Global Ghost Gear Initiative offers guidelines to reduce seafood industry's marine litter
The Global Ghost Gear Initiative, a multi-stakeholder alliance dedicated to tackling the problem of ghost fishing gear at a global scale, has released a best-practice framework for reducing ghost fishing gear from the world’s marine habitats.
More than 40 seafood, fishing industry, NGO, and government stakeholders had input into the best practices, and feedback is currently being welcomed on the guidelines, the organization said.
Abandoned, lost and discarded fishing gear is a major pollutant endangering marine wildlife and can also create hazards and additional expense for fishermen and marine communities, the GGGI said in a press release. An estimated 640,000 tons of fishing gear is lost or abandoned in oceans, estuaries, and bays annually, the group estimates.
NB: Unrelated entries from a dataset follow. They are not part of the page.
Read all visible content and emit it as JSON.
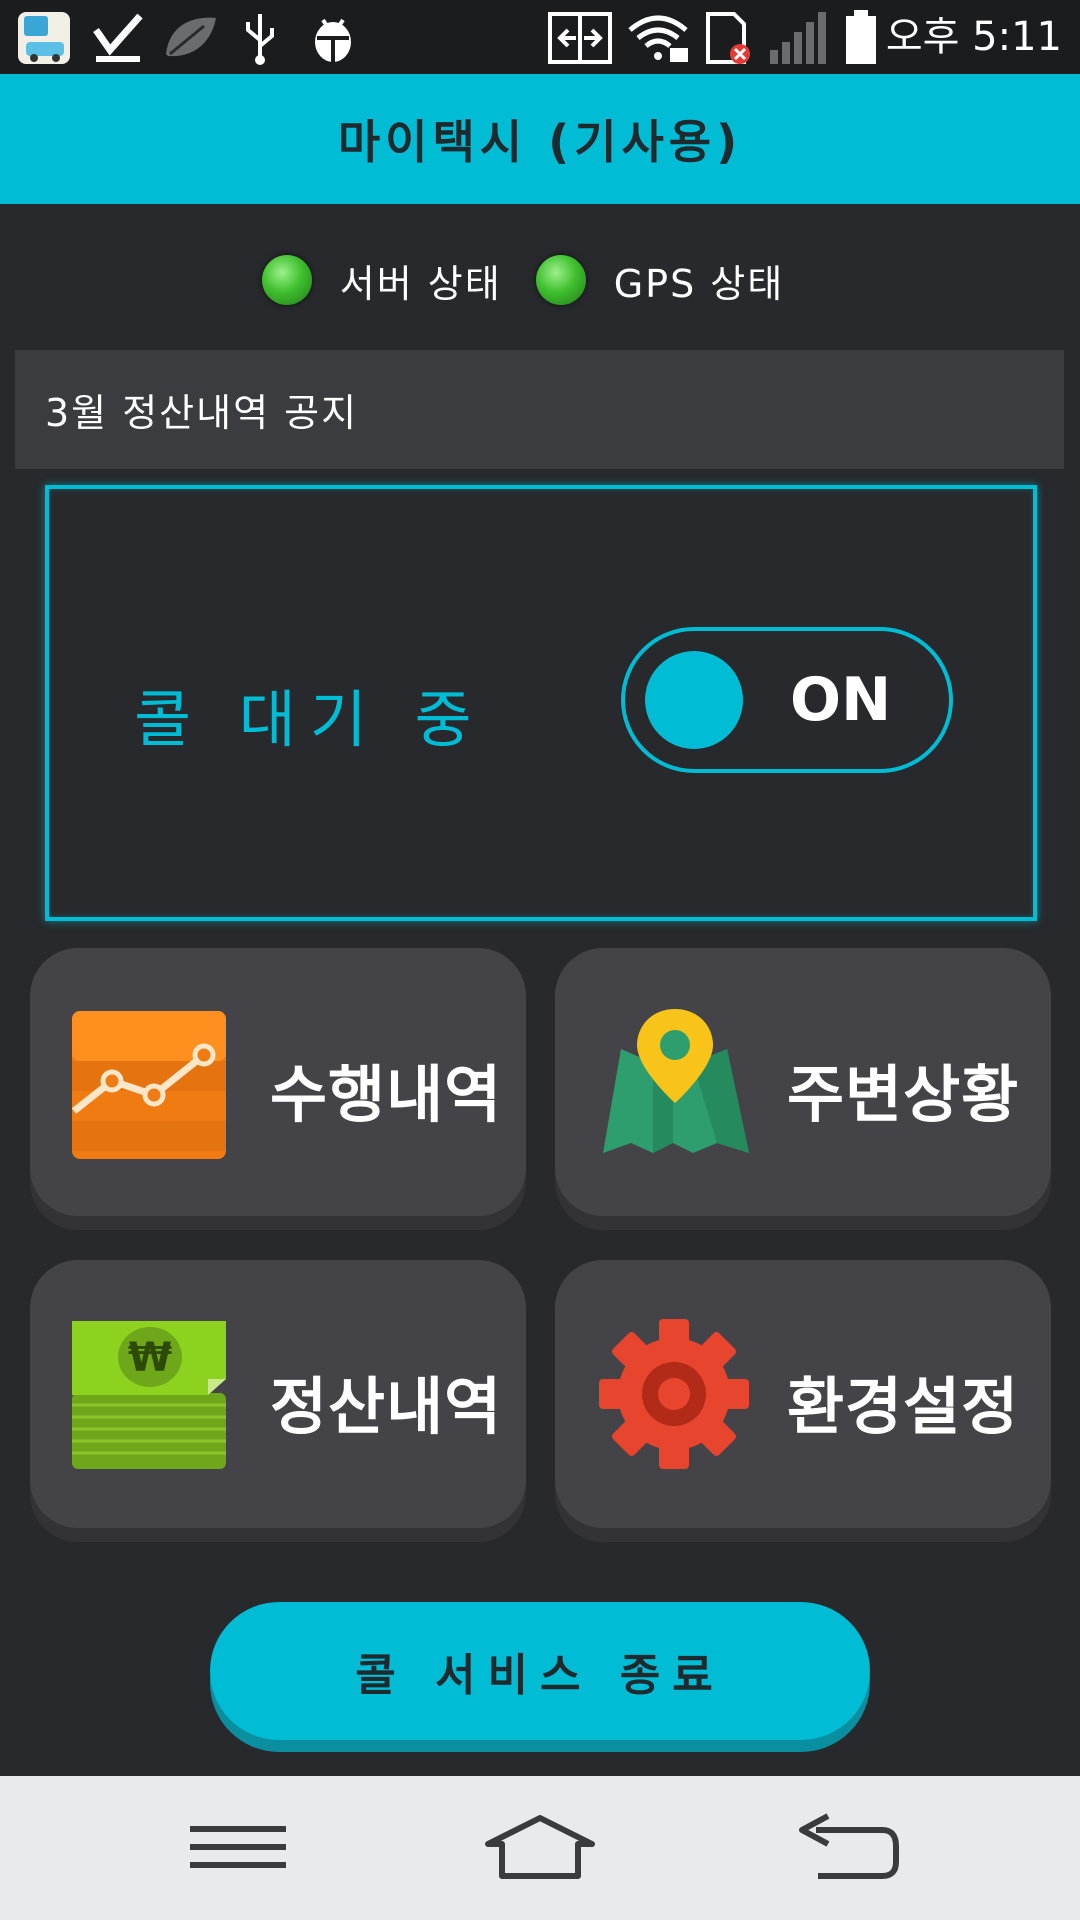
{
  "status_bar": {
    "time": "오후 5:11",
    "icons": [
      "mytaxi-app-icon",
      "download-done-icon",
      "leaf-icon",
      "usb-icon",
      "debug-bug-icon",
      "screen-mirror-icon",
      "wifi-lock-icon",
      "sim-error-icon",
      "signal-icon",
      "battery-icon"
    ]
  },
  "app": {
    "title": "마이택시 (기사용)"
  },
  "status_indicators": {
    "server_label": "서버 상태",
    "gps_label": "GPS 상태",
    "server_color": "#3fbf2e",
    "gps_color": "#3fbf2e"
  },
  "notice": {
    "text": "3월 정산내역 공지"
  },
  "call": {
    "status_text": "콜 대기 중",
    "toggle_label": "ON",
    "toggle_on": true
  },
  "menu": {
    "history": {
      "label": "수행내역",
      "icon": "chart-icon"
    },
    "nearby": {
      "label": "주변상황",
      "icon": "map-pin-icon"
    },
    "settlement": {
      "label": "정산내역",
      "icon": "money-icon"
    },
    "settings": {
      "label": "환경설정",
      "icon": "gear-icon"
    }
  },
  "end_button": {
    "label": "콜 서비스 종료"
  },
  "colors": {
    "accent": "#00bcd4",
    "background": "#27292c",
    "tile": "#434348"
  }
}
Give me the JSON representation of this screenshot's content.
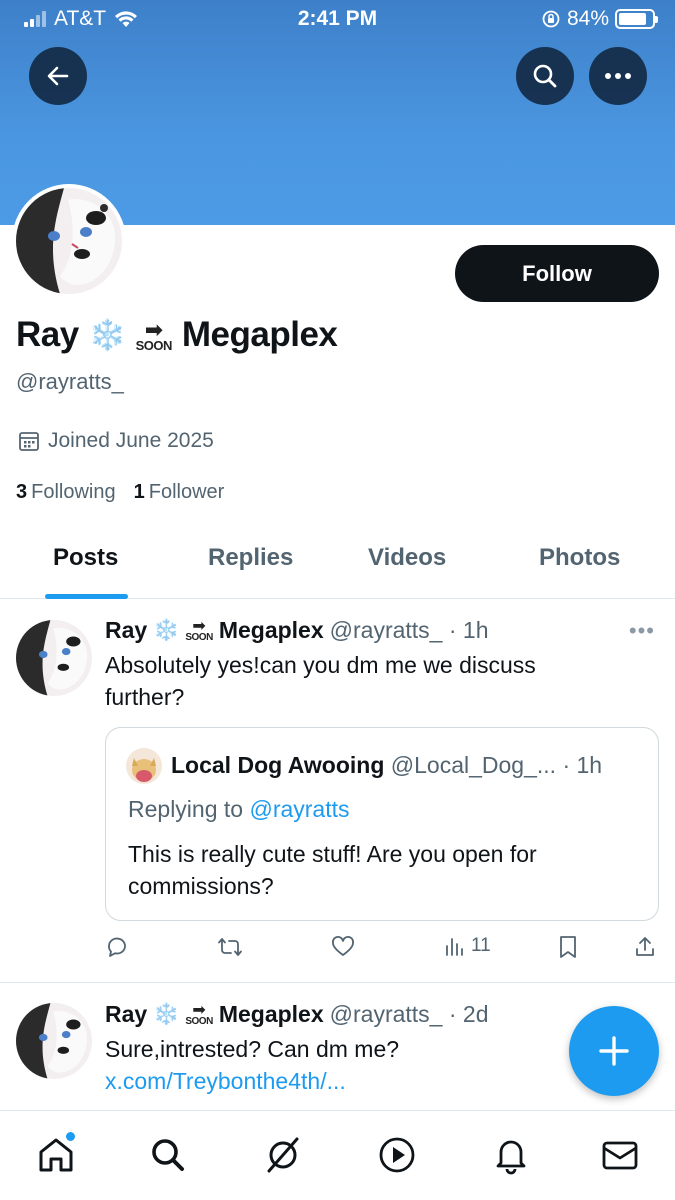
{
  "status_bar": {
    "carrier": "AT&T",
    "time": "2:41 PM",
    "battery_percent": "84%",
    "battery_level": 0.84
  },
  "header": {
    "back_icon": "arrow-left-icon",
    "search_icon": "search-icon",
    "more_icon": "more-icon"
  },
  "profile": {
    "name_first": "Ray",
    "name_emoji_1": "❄️",
    "name_emoji_2": "soon-arrow",
    "name_last": "Megaplex",
    "handle": "@rayratts_",
    "joined": "Joined June 2025",
    "following_count": "3",
    "following_label": "Following",
    "followers_count": "1",
    "followers_label": "Follower",
    "follow_button": "Follow"
  },
  "soon_text": "SOON",
  "tabs": [
    {
      "label": "Posts",
      "active": true
    },
    {
      "label": "Replies",
      "active": false
    },
    {
      "label": "Videos",
      "active": false
    },
    {
      "label": "Photos",
      "active": false
    }
  ],
  "posts": [
    {
      "name_first": "Ray",
      "name_last": "Megaplex",
      "handle_time": "@rayratts_ · 1h",
      "text": "Absolutely yes!can you dm me we discuss further?",
      "quote": {
        "name": "Local Dog Awooing",
        "handle_time": "@Local_Dog_... · 1h",
        "replying_prefix": "Replying to ",
        "replying_handle": "@rayratts",
        "text": "This is really cute stuff! Are you open for commissions?"
      },
      "views": "11"
    },
    {
      "name_first": "Ray",
      "name_last": "Megaplex",
      "handle_time": "@rayratts_ · 2d",
      "text": "Sure,intrested? Can dm me? ",
      "link_text": "x.com/Treybonthe4th/..."
    }
  ],
  "colors": {
    "accent": "#1d9bf0",
    "banner": "#4b96e0",
    "text": "#0f1419",
    "secondary_text": "#536471"
  },
  "bottom_nav": [
    "home-icon",
    "search-icon",
    "grok-icon",
    "video-icon",
    "notifications-icon",
    "messages-icon"
  ]
}
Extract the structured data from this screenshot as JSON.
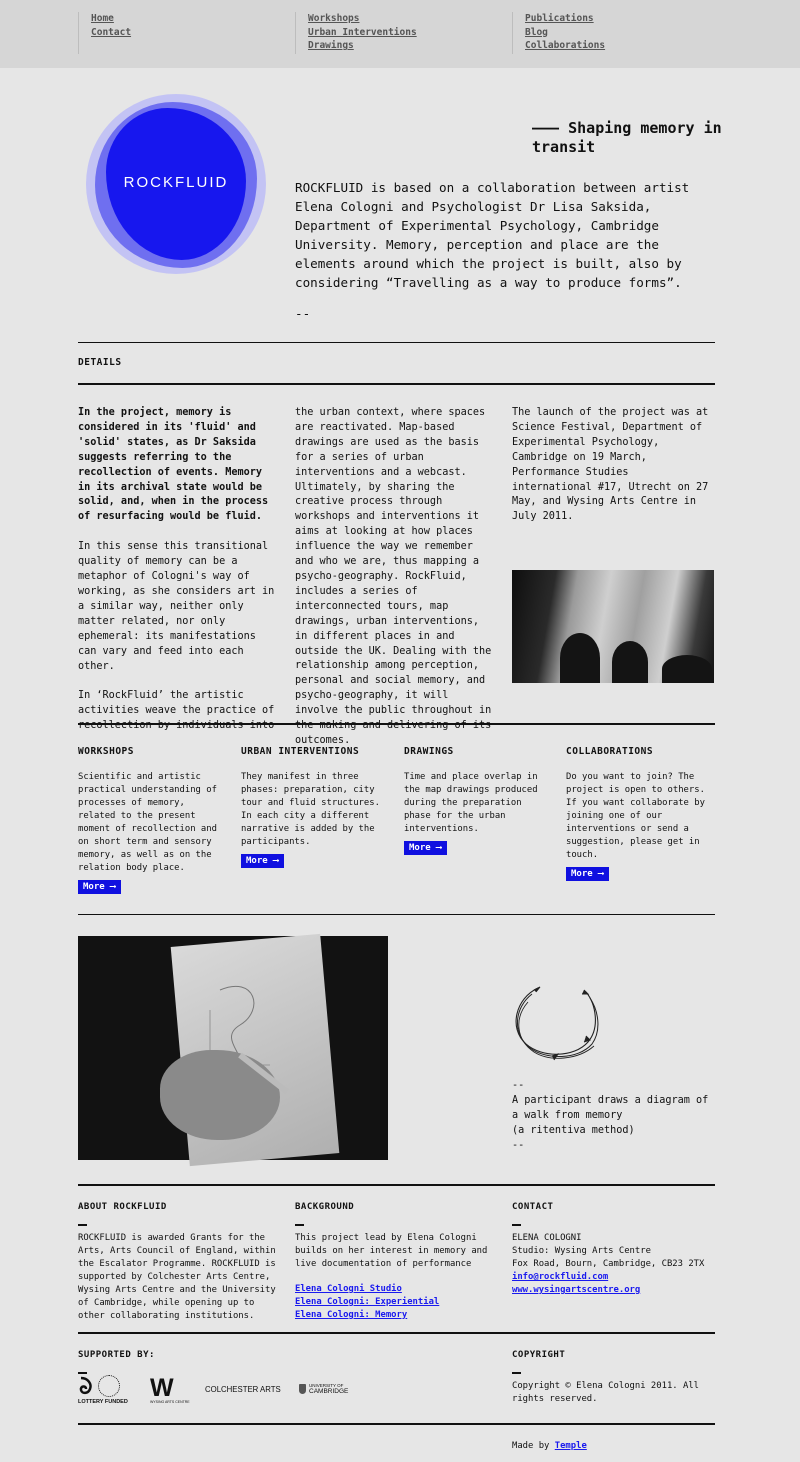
{
  "nav": {
    "col1": [
      "Home",
      "Contact"
    ],
    "col2": [
      "Workshops",
      "Urban Interventions",
      "Drawings"
    ],
    "col3": [
      "Publications",
      "Blog",
      "Collaborations"
    ]
  },
  "hero": {
    "logo_text": "ROCKFLUID",
    "tagline_dash": "———",
    "tagline": "Shaping memory in transit",
    "intro": "ROCKFLUID is based on a collaboration between artist Elena Cologni and Psychologist Dr Lisa Saksida, Department of Experimental Psychology, Cambridge University. Memory, perception and place are the elements around which the project is built, also by considering “Travelling as a way to produce forms”.",
    "intro_dash": "--"
  },
  "details": {
    "heading": "DETAILS",
    "col1_bold": "In the project, memory is considered in its 'fluid' and 'solid' states, as Dr Saksida suggests referring to the recollection of events. Memory in its archival state would be solid, and, when in the process of resurfacing would be fluid.",
    "col1_p2": "In this sense this transitional quality of memory can be a metaphor of Cologni's way of working, as she considers art in a similar way, neither only matter related, nor only ephemeral: its manifestations can vary and feed into each other.",
    "col1_p3": "In ‘RockFluid’ the artistic activities weave the practice of recollection by individuals into",
    "col2": "the urban context, where spaces are reactivated. Map-based drawings are used as the basis for a series of urban interventions and a webcast. Ultimately, by sharing the creative process through workshops and interventions it aims at looking at how places influence the way we remember and who we are, thus mapping a psycho-geography. RockFluid, includes a series of interconnected tours, map drawings, urban interventions, in different places in and outside the UK. Dealing with the relationship among perception, personal and social memory, and psycho-geography, it will involve the public throughout in the making and delivering of its outcomes.",
    "col3": "The launch of the project was at Science Festival, Department of Experimental Psychology, Cambridge on 19 March, Performance Studies international #17, Utrecht on 27 May, and Wysing Arts Centre in July 2011."
  },
  "features": [
    {
      "title": "WORKSHOPS",
      "text": "Scientific and artistic practical understanding of processes of memory, related to the present moment of recollection and on short term and sensory memory, as well as on the relation body place.",
      "more": "More ⟶"
    },
    {
      "title": "URBAN INTERVENTIONS",
      "text": "They manifest in three phases: preparation, city tour and fluid structures. In each city a different narrative is added by the participants.",
      "more": "More ⟶"
    },
    {
      "title": "DRAWINGS",
      "text": "Time and place overlap in the map drawings produced during the preparation phase for the urban interventions.",
      "more": "More ⟶"
    },
    {
      "title": "COLLABORATIONS",
      "text": "Do you want to join? The project is open to others. If you want collaborate by joining one of our interventions or send a suggestion, please get in touch.",
      "more": "More ⟶"
    }
  ],
  "caption": {
    "dash_top": "--",
    "text": "A participant draws a diagram of a walk from memory",
    "method": "(a ritentiva method)",
    "dash_bottom": "--"
  },
  "footer": {
    "about": {
      "heading": "ABOUT ROCKFLUID",
      "text": "ROCKFLUID is awarded Grants for the Arts, Arts Council of England, within the Escalator Programme. ROCKFLUID is supported by Colchester Arts Centre, Wysing Arts Centre and the University of Cambridge, while opening up to other collaborating institutions."
    },
    "background": {
      "heading": "BACKGROUND",
      "text": "This project lead by Elena Cologni builds on her interest in memory and live documentation of performance",
      "links": [
        "Elena Cologni Studio",
        "Elena Cologni: Experiential",
        "Elena Cologni: Memory"
      ]
    },
    "contact": {
      "heading": "CONTACT",
      "name": "ELENA COLOGNI",
      "studio": "Studio: Wysing Arts Centre",
      "address": "Fox Road, Bourn, Cambridge, CB23 2TX",
      "email": "info@rockfluid.com",
      "site": "www.wysingartscentre.org"
    },
    "supported": {
      "heading": "SUPPORTED BY:",
      "lottery": "LOTTERY FUNDED",
      "arts_council": "ARTS COUNCIL ENGLAND",
      "wysing": "W",
      "wysing_small": "WYSING ARTS CENTRE",
      "colchester": "COLCHESTER ARTS",
      "cambridge_top": "UNIVERSITY OF",
      "cambridge": "CAMBRIDGE"
    },
    "copyright": {
      "heading": "COPYRIGHT",
      "text": "Copyright © Elena Cologni 2011. All rights reserved."
    },
    "made_by": "Made by",
    "made_by_link": "Temple"
  },
  "colors": {
    "accent": "#1010e0",
    "logo_outer": "#c3c3f4",
    "logo_mid": "#6f6ff0",
    "logo_core": "#1717ee",
    "background": "#e6e6e6",
    "nav": "#d6d6d6"
  }
}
“Minor improvements to fishing gear and fishing policies can significantly reduce the impact of ghost gear on ecosystems, livelihoods and marine animals,” said Lynn Kavanagh, the campaign manager for oceans and wildlife at World Animal Protection, a GGGI participant. “The framework presents 10 stakeholder groups with recommended approaches to combat ghost gear, each with an accompanying case study on how this has been achieved in practice. These include net recycling programs, derelict gear removal initiatives, and fishing management policy adjustments, among others. We really hope this will help the broader industry see change is both possible and practical.”
The draft framework is currently available for review and feedback on the GGGI website. The GGGI expects to finalize and adopt it later this year. The framework provides the seafood industry with “practical steps to decrease the abundance and effects of ghost gear within their respective industries,” the group said.
“This is a big step towards implementing more sustainable fishing practices globally,” said Guy Dean, Vice President at Albion Fisheries Ltd., a GGGI participant. “Ghost gear is a very real impediment to sustainable seafood. Until now, a comprehensive approach to combatting ghost gear with recommendations for all fishery stakeholders, was lacking. The best practice framework provides just that. We’re now looking for feedback on the framework so we can adopt elements of these best practices into our business activities.”